• [WHAT IS BEING ASKED] Each line in the entries below that holds the string "JSON" must be copied.

Data about app and page elements
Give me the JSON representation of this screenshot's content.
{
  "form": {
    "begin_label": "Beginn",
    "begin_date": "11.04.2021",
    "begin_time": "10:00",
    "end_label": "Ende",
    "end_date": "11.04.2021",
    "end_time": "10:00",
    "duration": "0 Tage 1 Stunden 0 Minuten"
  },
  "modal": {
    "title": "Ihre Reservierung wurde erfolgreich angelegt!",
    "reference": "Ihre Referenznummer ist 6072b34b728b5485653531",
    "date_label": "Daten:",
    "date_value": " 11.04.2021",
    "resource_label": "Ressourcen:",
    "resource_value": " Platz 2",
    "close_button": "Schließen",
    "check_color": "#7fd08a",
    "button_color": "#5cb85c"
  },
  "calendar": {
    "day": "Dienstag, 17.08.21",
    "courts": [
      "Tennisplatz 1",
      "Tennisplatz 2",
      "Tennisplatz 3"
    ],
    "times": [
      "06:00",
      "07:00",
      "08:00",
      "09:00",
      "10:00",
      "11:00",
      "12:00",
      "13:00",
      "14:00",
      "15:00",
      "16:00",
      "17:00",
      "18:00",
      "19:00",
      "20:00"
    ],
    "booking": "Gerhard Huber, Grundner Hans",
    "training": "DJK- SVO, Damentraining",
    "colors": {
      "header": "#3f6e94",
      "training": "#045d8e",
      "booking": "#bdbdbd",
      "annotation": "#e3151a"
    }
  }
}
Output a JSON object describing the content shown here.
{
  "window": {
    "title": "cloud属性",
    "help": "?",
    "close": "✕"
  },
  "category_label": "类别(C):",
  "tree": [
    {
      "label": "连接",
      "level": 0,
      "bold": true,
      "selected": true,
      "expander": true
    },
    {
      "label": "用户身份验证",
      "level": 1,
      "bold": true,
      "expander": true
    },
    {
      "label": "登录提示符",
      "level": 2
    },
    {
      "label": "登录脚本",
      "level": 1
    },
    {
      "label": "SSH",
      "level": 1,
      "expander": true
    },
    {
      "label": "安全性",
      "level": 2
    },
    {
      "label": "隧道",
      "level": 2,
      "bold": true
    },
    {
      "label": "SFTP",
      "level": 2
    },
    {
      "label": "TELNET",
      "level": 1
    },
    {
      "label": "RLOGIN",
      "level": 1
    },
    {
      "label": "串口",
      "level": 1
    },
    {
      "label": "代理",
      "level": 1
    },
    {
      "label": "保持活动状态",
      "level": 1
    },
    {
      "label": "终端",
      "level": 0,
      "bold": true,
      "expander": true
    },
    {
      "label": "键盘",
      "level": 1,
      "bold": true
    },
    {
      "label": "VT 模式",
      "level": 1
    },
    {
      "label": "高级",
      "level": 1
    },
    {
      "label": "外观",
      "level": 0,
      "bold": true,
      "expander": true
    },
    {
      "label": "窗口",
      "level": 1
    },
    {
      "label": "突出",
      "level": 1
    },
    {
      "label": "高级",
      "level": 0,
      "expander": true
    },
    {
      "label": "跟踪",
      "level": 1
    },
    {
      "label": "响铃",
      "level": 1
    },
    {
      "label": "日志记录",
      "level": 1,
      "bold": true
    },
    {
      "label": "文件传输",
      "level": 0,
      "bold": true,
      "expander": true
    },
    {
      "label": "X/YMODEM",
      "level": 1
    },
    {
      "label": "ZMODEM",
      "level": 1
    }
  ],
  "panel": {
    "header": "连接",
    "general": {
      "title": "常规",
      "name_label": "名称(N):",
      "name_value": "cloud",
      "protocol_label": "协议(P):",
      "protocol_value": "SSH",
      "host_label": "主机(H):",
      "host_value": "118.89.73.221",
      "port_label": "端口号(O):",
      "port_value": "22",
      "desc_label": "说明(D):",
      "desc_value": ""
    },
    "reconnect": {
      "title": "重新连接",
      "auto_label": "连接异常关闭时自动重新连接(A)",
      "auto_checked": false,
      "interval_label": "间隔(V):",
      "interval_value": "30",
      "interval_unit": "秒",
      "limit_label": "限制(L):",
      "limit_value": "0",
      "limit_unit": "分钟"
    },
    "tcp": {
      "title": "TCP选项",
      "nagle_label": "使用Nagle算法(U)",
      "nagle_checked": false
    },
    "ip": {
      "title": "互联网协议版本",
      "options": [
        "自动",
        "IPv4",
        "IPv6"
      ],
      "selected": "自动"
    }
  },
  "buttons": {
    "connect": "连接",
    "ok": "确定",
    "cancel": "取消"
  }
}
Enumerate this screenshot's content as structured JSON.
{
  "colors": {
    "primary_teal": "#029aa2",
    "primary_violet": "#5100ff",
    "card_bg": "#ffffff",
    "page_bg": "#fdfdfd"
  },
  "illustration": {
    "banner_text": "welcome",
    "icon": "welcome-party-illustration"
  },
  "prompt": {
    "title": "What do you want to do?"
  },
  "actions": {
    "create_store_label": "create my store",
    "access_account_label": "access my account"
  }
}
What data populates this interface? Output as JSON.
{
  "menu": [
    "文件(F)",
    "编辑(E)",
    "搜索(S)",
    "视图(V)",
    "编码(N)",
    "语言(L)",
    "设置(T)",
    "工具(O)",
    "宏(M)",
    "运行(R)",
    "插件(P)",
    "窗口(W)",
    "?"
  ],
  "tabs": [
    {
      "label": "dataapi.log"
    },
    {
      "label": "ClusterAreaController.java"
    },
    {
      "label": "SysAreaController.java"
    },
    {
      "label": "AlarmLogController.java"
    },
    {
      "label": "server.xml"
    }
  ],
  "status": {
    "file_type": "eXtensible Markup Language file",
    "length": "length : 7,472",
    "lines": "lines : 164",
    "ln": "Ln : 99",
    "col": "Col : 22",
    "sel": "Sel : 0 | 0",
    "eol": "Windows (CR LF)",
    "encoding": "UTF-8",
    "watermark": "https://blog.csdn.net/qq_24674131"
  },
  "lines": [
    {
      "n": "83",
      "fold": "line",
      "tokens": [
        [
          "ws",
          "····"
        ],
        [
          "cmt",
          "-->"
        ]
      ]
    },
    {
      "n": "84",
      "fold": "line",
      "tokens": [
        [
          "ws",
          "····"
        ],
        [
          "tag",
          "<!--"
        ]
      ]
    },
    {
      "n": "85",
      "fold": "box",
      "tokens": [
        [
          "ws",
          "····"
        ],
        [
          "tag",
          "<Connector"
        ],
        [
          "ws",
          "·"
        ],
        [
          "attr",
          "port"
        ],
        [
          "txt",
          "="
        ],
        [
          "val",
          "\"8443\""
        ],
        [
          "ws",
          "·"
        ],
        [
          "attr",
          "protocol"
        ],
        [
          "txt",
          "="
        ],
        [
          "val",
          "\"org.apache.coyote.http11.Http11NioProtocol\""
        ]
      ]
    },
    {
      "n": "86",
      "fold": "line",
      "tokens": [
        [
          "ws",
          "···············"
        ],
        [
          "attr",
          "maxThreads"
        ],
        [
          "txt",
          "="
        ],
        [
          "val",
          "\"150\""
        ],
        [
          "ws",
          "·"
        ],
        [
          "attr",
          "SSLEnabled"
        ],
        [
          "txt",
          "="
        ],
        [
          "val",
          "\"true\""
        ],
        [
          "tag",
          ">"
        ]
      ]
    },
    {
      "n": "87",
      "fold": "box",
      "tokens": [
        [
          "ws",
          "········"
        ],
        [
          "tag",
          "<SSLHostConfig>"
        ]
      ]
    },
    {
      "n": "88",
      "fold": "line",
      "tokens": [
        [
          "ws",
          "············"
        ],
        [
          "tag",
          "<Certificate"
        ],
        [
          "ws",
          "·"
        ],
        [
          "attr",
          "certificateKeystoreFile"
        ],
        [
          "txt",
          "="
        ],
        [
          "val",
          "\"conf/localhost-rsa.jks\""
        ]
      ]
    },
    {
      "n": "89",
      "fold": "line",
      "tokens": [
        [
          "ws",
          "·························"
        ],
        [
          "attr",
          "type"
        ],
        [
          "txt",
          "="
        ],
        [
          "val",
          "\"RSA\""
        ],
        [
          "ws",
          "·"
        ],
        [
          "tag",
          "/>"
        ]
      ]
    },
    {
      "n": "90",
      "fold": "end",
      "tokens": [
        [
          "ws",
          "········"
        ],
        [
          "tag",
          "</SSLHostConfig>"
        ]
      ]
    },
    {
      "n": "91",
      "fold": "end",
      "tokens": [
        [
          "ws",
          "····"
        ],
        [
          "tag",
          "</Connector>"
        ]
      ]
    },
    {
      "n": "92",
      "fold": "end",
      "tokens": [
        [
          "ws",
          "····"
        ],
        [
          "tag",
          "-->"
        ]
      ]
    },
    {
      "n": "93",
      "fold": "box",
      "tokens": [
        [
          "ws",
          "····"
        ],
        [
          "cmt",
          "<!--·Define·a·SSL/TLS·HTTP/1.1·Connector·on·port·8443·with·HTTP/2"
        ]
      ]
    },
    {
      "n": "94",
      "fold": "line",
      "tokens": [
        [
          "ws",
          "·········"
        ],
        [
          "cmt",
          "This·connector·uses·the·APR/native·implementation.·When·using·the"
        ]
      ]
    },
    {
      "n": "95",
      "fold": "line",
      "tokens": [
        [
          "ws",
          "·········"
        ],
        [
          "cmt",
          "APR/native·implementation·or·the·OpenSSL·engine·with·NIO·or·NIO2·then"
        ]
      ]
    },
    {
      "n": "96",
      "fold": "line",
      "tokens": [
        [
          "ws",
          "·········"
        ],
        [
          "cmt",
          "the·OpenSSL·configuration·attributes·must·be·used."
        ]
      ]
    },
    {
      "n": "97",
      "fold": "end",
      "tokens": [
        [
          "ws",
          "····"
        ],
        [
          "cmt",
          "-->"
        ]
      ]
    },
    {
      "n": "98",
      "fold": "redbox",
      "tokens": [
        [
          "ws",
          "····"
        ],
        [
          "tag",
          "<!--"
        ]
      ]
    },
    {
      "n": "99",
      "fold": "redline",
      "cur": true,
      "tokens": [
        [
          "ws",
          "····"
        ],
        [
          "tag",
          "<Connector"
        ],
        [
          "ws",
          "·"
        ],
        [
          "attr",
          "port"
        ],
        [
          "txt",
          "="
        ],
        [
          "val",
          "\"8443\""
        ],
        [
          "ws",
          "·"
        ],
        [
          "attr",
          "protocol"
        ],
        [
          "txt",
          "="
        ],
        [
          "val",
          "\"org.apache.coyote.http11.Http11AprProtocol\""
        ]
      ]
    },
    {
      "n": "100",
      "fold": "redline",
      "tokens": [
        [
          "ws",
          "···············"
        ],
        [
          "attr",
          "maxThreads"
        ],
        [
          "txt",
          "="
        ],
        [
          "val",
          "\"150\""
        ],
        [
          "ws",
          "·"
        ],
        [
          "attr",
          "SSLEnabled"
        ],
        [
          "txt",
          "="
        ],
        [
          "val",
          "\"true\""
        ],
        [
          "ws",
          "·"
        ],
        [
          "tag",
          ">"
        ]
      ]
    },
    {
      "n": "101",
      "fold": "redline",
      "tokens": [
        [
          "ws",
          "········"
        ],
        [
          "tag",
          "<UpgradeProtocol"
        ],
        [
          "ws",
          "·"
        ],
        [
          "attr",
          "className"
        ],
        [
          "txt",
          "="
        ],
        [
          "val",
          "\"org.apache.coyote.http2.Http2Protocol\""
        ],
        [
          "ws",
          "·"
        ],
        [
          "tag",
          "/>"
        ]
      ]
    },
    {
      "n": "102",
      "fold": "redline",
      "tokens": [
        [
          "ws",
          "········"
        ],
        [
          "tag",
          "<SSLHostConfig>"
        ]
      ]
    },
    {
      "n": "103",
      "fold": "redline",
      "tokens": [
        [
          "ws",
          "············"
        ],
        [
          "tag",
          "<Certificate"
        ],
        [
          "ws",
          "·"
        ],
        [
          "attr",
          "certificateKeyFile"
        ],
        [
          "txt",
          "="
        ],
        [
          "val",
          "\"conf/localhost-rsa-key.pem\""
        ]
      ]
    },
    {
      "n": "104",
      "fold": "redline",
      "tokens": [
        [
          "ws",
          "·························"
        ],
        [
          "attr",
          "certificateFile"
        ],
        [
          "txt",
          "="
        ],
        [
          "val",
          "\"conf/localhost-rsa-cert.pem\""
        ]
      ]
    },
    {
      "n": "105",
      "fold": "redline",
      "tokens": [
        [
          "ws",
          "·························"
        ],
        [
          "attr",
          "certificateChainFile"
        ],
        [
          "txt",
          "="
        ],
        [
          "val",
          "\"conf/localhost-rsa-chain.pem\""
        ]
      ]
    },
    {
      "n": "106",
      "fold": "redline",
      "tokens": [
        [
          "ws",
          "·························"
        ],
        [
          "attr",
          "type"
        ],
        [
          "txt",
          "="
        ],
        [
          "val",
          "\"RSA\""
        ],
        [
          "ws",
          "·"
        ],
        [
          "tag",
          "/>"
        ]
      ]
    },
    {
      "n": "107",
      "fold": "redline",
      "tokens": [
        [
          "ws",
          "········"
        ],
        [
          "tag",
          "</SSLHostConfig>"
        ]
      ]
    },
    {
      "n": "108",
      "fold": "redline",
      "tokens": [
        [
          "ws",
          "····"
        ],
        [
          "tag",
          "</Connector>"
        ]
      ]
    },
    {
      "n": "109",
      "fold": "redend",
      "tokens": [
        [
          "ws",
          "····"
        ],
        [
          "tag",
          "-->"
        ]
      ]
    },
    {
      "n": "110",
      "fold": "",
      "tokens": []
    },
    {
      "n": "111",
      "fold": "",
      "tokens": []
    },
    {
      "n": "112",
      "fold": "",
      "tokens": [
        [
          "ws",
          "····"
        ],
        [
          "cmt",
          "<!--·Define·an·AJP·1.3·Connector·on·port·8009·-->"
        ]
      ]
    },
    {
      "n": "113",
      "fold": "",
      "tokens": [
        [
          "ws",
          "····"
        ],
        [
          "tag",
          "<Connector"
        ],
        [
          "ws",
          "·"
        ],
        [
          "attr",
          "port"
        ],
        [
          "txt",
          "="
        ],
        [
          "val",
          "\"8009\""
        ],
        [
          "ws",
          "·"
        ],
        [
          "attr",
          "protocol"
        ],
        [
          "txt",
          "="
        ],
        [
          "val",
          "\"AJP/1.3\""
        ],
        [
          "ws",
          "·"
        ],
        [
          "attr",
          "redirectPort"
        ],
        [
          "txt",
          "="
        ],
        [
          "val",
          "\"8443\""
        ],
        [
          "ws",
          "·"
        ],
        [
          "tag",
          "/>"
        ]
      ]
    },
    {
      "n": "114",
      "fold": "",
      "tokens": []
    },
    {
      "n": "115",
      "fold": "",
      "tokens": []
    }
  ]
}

• [ANSWER TO THIS PROBLEM]
Give me the JSON representation of this screenshot's content.
Output a JSON object describing the content shown here.
Enumerate this screenshot's content as structured JSON.
What data populates this interface? Output as JSON.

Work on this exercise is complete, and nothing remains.